This past issue alone saw poets from 20 different countries. With so much talent in an ever-expanding community, I want Prune Juice to be a place where everyone is welcome. Poetry can be a universal language through which we can share our stories, gain understanding, and find common ground. It is my desire to have senryu be a part of that dialogue and be elevated to a place of esteem.
Where can poets learn more about senryu and find community?
A great resource is Senryu Circle, a collaborative resource and Facebook group to welcome new writers of English Senryu, hosted by the editors of Failed Haiku (another wonderful journal dedicated to senryu), Prune Juice, and Living Senryu Anthology (a growing anthology of published and new senryu by writers from around the world). I hope to see you there!

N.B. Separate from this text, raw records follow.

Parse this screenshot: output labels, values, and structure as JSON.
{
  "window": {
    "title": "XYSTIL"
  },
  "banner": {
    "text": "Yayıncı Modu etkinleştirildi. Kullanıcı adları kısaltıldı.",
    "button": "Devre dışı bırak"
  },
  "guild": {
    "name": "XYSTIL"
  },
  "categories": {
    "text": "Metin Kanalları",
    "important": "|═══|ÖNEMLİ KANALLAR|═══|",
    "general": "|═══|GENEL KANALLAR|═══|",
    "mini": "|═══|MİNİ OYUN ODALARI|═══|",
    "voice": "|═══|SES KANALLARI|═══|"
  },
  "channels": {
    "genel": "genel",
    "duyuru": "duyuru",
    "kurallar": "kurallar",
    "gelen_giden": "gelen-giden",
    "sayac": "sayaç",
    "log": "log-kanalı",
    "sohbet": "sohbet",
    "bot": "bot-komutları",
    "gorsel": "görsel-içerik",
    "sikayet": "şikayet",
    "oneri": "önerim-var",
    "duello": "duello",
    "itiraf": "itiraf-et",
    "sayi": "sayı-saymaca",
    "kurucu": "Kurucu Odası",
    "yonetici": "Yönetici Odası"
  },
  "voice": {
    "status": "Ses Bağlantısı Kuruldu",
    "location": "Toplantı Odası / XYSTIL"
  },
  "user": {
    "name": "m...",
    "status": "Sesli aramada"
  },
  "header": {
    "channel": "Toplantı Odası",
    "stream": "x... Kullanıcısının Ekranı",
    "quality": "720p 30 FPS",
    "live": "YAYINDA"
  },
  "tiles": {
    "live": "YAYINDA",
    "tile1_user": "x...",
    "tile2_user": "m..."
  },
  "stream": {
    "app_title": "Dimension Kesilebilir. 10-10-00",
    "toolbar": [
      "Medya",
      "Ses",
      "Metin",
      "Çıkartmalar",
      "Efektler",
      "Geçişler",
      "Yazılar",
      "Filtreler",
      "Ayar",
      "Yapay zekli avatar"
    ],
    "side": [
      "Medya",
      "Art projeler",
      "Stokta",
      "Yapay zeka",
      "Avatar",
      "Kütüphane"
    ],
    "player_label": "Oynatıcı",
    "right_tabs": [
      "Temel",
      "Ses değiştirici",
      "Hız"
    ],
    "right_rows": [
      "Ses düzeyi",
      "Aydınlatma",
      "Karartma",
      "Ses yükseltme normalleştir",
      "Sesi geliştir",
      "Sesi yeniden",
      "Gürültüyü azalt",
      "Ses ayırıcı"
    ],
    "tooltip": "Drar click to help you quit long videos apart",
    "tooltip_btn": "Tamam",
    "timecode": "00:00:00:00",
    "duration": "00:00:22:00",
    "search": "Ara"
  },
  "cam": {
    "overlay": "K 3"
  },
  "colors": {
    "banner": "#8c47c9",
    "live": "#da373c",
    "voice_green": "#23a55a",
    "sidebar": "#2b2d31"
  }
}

Tia Haynes is a member of the Haiku Society of America and an active member of the Ohaio-Ku Study Group. Along with traditional publication, her haiku have been on public display on the streets of Washington D.C., on the Holden Arboretum Haiku Path in Kirtland, Ohio, and soon-to-be in the Chicago Botanic Garden. She lives in Lakewood, Ohio with her family and cat, Sebastian.